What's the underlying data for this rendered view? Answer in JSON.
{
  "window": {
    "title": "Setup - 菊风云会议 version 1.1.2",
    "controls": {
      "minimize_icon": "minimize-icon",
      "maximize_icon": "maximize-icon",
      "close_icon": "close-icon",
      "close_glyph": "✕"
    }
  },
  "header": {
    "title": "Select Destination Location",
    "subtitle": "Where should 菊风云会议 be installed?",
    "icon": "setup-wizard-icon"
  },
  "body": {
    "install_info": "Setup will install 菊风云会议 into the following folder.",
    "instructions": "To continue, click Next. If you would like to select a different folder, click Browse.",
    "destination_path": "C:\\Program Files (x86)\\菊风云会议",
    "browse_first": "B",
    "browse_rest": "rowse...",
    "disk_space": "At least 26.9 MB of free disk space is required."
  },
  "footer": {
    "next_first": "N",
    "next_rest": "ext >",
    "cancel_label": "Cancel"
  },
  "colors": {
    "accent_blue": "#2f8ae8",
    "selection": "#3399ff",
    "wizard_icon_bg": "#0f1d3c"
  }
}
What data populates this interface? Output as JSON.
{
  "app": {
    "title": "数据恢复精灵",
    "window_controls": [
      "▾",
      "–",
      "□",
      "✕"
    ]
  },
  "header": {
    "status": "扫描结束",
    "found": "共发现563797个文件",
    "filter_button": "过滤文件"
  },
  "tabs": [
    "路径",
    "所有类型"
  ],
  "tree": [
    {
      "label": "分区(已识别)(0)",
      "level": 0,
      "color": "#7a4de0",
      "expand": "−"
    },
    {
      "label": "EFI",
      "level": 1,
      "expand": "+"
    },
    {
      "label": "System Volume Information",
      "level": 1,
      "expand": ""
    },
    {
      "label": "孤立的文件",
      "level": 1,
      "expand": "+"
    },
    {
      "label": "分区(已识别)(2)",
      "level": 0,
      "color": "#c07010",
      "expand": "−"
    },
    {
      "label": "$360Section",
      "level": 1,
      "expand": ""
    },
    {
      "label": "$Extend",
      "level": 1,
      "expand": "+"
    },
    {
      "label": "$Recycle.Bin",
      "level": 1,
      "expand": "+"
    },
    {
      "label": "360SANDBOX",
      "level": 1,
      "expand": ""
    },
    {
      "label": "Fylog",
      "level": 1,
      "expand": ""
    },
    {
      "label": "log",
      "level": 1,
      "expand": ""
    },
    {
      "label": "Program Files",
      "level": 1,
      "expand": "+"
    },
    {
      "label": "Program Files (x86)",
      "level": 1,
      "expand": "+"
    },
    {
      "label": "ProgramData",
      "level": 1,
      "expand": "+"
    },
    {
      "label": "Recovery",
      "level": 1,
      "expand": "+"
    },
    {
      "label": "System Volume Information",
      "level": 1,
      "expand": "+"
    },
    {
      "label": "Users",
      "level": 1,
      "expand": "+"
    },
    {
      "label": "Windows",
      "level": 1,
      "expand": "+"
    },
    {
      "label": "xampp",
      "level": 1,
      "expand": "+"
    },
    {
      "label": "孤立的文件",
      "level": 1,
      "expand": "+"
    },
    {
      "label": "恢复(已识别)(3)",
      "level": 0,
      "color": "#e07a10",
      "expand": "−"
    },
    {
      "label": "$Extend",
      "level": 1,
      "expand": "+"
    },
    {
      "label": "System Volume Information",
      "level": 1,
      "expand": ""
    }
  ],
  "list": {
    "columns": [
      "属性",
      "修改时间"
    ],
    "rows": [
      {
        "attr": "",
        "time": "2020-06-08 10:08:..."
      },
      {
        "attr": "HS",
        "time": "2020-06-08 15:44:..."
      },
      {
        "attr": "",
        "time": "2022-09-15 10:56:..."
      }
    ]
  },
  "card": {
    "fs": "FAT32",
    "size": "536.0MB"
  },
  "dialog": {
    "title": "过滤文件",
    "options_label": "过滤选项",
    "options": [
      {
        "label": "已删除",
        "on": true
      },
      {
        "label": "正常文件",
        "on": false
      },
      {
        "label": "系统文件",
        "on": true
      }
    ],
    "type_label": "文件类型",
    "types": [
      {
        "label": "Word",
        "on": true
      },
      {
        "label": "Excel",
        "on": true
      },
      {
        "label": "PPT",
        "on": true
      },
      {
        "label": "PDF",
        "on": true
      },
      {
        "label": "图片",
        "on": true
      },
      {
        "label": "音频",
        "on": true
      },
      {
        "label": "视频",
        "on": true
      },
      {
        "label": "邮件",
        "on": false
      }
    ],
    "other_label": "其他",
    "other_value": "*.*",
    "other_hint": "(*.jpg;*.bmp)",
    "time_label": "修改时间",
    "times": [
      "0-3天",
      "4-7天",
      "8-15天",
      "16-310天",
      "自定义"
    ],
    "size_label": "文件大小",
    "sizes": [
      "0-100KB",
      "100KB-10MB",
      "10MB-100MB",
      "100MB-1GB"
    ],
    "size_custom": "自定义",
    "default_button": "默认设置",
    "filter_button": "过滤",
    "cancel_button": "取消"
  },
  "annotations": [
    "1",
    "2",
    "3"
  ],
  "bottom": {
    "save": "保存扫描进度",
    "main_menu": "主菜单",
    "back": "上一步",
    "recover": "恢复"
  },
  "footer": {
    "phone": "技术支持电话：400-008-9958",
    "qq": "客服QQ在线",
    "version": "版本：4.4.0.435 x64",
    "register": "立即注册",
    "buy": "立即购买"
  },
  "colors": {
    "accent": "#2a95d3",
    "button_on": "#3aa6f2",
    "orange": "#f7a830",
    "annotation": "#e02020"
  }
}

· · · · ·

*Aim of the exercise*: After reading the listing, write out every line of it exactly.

*Answer to the exercise*:
What's the underlying data for this rendered view? Answer in JSON.
{
  "window": {
    "title": "Setup - 菊风云会议 version 1.1.2",
    "controls": {
      "minimize_icon": "minimize-icon",
      "maximize_icon": "maximize-icon",
      "close_icon": "close-icon",
      "close_glyph": "✕"
    }
  },
  "header": {
    "title": "Select Destination Location",
    "subtitle": "Where should 菊风云会议 be installed?",
    "icon": "setup-wizard-icon"
  },
  "body": {
    "install_info": "Setup will install 菊风云会议 into the following folder.",
    "instructions": "To continue, click Next. If you would like to select a different folder, click Browse.",
    "destination_path": "C:\\Program Files (x86)\\菊风云会议",
    "browse_first": "B",
    "browse_rest": "rowse...",
    "disk_space": "At least 26.9 MB of free disk space is required."
  },
  "footer": {
    "next_first": "N",
    "next_rest": "ext >",
    "cancel_label": "Cancel"
  },
  "colors": {
    "accent_blue": "#2f8ae8",
    "selection": "#3399ff",
    "wizard_icon_bg": "#0f1d3c"
  }
}
What data populates this interface? Output as JSON.
{
  "app": {
    "title": "数据恢复精灵",
    "window_controls": [
      "▾",
      "–",
      "□",
      "✕"
    ]
  },
  "header": {
    "status": "扫描结束",
    "found": "共发现563797个文件",
    "filter_button": "过滤文件"
  },
  "tabs": [
    "路径",
    "所有类型"
  ],
  "tree": [
    {
      "label": "分区(已识别)(0)",
      "level": 0,
      "color": "#7a4de0",
      "expand": "−"
    },
    {
      "label": "EFI",
      "level": 1,
      "expand": "+"
    },
    {
      "label": "System Volume Information",
      "level": 1,
      "expand": ""
    },
    {
      "label": "孤立的文件",
      "level": 1,
      "expand": "+"
    },
    {
      "label": "分区(已识别)(2)",
      "level": 0,
      "color": "#c07010",
      "expand": "−"
    },
    {
      "label": "$360Section",
      "level": 1,
      "expand": ""
    },
    {
      "label": "$Extend",
      "level": 1,
      "expand": "+"
    },
    {
      "label": "$Recycle.Bin",
      "level": 1,
      "expand": "+"
    },
    {
      "label": "360SANDBOX",
      "level": 1,
      "expand": ""
    },
    {
      "label": "Fylog",
      "level": 1,
      "expand": ""
    },
    {
      "label": "log",
      "level": 1,
      "expand": ""
    },
    {
      "label": "Program Files",
      "level": 1,
      "expand": "+"
    },
    {
      "label": "Program Files (x86)",
      "level": 1,
      "expand": "+"
    },
    {
      "label": "ProgramData",
      "level": 1,
      "expand": "+"
    },
    {
      "label": "Recovery",
      "level": 1,
      "expand": "+"
    },
    {
      "label": "System Volume Information",
      "level": 1,
      "expand": "+"
    },
    {
      "label": "Users",
      "level": 1,
      "expand": "+"
    },
    {
      "label": "Windows",
      "level": 1,
      "expand": "+"
    },
    {
      "label": "xampp",
      "level": 1,
      "expand": "+"
    },
    {
      "label": "孤立的文件",
      "level": 1,
      "expand": "+"
    },
    {
      "label": "恢复(已识别)(3)",
      "level": 0,
      "color": "#e07a10",
      "expand": "−"
    },
    {
      "label": "$Extend",
      "level": 1,
      "expand": "+"
    },
    {
      "label": "System Volume Information",
      "level": 1,
      "expand": ""
    }
  ],
  "list": {
    "columns": [
      "属性",
      "修改时间"
    ],
    "rows": [
      {
        "attr": "",
        "time": "2020-06-08 10:08:..."
      },
      {
        "attr": "HS",
        "time": "2020-06-08 15:44:..."
      },
      {
        "attr": "",
        "time": "2022-09-15 10:56:..."
      }
    ]
  },
  "card": {
    "fs": "FAT32",
    "size": "536.0MB"
  },
  "dialog": {
    "title": "过滤文件",
    "options_label": "过滤选项",
    "options": [
      {
        "label": "已删除",
        "on": true
      },
      {
        "label": "正常文件",
        "on": false
      },
      {
        "label": "系统文件",
        "on": true
      }
    ],
    "type_label": "文件类型",
    "types": [
      {
        "label": "Word",
        "on": true
      },
      {
        "label": "Excel",
        "on": true
      },
      {
        "label": "PPT",
        "on": true
      },
      {
        "label": "PDF",
        "on": true
      },
      {
        "label": "图片",
        "on": true
      },
      {
        "label": "音频",
        "on": true
      },
      {
        "label": "视频",
        "on": true
      },
      {
        "label": "邮件",
        "on": false
      }
    ],
    "other_label": "其他",
    "other_value": "*.*",
    "other_hint": "(*.jpg;*.bmp)",
    "time_label": "修改时间",
    "times": [
      "0-3天",
      "4-7天",
      "8-15天",
      "16-310天",
      "自定义"
    ],
    "size_label": "文件大小",
    "sizes": [
      "0-100KB",
      "100KB-10MB",
      "10MB-100MB",
      "100MB-1GB"
    ],
    "size_custom": "自定义",
    "default_button": "默认设置",
    "filter_button": "过滤",
    "cancel_button": "取消"
  },
  "annotations": [
    "1",
    "2",
    "3"
  ],
  "bottom": {
    "save": "保存扫描进度",
    "main_menu": "主菜单",
    "back": "上一步",
    "recover": "恢复"
  },
  "footer": {
    "phone": "技术支持电话：400-008-9958",
    "qq": "客服QQ在线",
    "version": "版本：4.4.0.435 x64",
    "register": "立即注册",
    "buy": "立即购买"
  },
  "colors": {
    "accent": "#2a95d3",
    "button_on": "#3aa6f2",
    "orange": "#f7a830",
    "annotation": "#e02020"
  }
}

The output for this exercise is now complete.